"Of course, my man. I'm just waiting," Reyes said.
"I'd be honored to do it," Renfroe said.
I vote for a play-in game. How 'bout Friday during BP.
The final field looked like this:
The 2019 Home Run Derby bracket is set ⚾️— ESPN (@espn) July 4, 2019
MLB HR leader Christian Yelich headlines the field of eight that will face off on Monday at 8PM ET on ESPN. pic.twitter.com/R2VhXcvnQ4
So, what gives?
It could be argued that Renfroe’s somewhat ‘vanilla’ personality wouldn’t be a huge attraction from an MLB marketing standpoint. That would have held some water, until ‘Froe was passed over to replace Yellich in favor of ultra-vanilla A’s slugger Matt Chapman—who trails Hunter by 6 home runs so far.
As for Reyes, it’s really, really, really hard to see why he was passed over. He hits the ball harder than almost anyone, has power to all fields, and is perhaps the most gregarious player in baseball. He has a good command of the English language, is Latin American, and has a body that simply pops off the television screen. From a marketing standpoint, it is difficult to see how MLB—in its mysterious selection criteria—would not recognize that Franmil could become one of their most popular young players with a little promotion.

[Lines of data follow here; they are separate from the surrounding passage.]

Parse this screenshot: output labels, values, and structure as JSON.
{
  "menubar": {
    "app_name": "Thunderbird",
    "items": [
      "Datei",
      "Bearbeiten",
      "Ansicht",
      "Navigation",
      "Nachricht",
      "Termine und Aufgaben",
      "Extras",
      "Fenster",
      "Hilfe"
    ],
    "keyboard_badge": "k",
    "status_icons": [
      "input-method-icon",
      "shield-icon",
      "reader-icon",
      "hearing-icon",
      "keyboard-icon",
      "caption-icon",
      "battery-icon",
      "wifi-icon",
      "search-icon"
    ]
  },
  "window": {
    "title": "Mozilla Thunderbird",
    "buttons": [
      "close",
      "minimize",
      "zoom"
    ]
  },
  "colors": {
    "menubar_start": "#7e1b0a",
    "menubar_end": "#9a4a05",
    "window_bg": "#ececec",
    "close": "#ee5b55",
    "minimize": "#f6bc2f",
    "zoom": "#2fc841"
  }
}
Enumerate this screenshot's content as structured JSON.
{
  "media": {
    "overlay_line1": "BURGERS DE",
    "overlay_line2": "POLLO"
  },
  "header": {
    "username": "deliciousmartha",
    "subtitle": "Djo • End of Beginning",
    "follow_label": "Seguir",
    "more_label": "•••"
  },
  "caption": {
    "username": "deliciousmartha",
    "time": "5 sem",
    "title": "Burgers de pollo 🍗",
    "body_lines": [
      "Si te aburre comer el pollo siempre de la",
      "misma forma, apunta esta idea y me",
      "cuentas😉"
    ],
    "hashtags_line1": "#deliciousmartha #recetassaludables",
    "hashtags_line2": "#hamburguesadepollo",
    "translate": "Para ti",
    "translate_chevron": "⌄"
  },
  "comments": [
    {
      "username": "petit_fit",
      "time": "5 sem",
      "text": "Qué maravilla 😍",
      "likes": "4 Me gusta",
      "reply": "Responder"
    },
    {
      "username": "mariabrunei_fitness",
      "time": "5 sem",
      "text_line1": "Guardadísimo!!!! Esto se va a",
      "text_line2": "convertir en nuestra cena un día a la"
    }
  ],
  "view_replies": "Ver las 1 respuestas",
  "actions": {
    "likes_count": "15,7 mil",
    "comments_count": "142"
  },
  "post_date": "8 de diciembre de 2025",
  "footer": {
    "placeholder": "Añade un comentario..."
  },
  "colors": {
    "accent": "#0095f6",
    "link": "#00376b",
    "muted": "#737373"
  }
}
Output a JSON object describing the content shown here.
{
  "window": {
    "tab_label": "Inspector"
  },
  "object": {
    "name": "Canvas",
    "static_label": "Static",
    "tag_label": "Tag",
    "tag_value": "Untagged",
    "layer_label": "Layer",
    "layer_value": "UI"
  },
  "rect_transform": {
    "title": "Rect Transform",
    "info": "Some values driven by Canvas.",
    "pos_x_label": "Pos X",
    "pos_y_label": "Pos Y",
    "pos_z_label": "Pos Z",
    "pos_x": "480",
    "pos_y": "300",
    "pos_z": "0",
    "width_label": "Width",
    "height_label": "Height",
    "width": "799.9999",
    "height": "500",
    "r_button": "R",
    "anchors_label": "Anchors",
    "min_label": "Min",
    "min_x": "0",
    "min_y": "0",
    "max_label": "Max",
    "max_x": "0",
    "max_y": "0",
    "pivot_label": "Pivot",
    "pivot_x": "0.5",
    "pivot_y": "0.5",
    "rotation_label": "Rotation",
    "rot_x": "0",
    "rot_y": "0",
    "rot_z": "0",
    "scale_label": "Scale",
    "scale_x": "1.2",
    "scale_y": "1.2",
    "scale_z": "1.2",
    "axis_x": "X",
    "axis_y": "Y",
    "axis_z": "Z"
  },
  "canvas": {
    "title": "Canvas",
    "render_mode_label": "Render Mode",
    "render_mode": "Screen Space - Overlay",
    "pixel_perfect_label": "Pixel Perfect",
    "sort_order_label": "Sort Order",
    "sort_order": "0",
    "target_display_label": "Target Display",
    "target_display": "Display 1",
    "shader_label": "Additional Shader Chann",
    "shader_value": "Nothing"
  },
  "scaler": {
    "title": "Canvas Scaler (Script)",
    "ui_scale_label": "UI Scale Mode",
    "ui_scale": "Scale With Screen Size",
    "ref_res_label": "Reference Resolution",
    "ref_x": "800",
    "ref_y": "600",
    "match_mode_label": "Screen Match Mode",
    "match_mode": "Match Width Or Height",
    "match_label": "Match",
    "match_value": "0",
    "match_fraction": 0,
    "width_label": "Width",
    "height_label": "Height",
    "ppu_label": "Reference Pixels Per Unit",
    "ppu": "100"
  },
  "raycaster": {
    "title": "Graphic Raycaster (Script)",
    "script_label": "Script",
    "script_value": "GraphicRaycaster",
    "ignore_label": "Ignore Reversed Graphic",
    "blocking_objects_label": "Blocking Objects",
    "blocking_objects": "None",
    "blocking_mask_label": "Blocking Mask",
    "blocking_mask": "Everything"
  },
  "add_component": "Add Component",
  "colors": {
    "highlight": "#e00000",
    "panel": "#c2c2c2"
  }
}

Critics would argue that Reyes hasn’t put up enough of a consistent track record to warrant being promoted by the league in a marquee event. To those critics, I would point to the 2018 bracket, which featured Dodgers player Max Muncy—a guy who had about 300 not-putrid career at-bats at the time of his selection.
Market Bias Conspiracy Theories
As you may have noticed in the above tweet for the 2019 contest, the West Coast had a grand total of 1 participant before Chapman’s last-minute replacement. Still, that gave 75% of the field to Midwest or East Coast teams, which, well, is pretty much business as usual for anything involving ESPN.
We also may not want to gloss over the exclusion of The Franchise. Considering that “Vladito” was included (and, admittedly, put on a heck of a show), it’s a little irking that Tatis Jr., who has been in every single phase of the game a more sensational player than Guerrero Jr. thus far, wasn’t extended a similar, future-oriented platform. From a somewhat biased perspective, you would think that MLB would be rushing to plaster images of Tatis Jr. on every bus stop in America, considering that he ranks among the top 30 players in 2019 WAR despite having missed more than a month of games. I mean, good grief.
All in all, I found this year’s Derby to be a kind of bitter affair, as I watched players of arguably inferior credentials compete for the opportunity of increased exposure and a $1MM prize (there was a total of $2.5MM handed out to participants). Am I crazy bitter, or does anyone out there feel similarly slighted?
The Home Run Derby Was...
This poll is closed
Bah-Humbug—Moar Padres Plz!
Could Not Care Less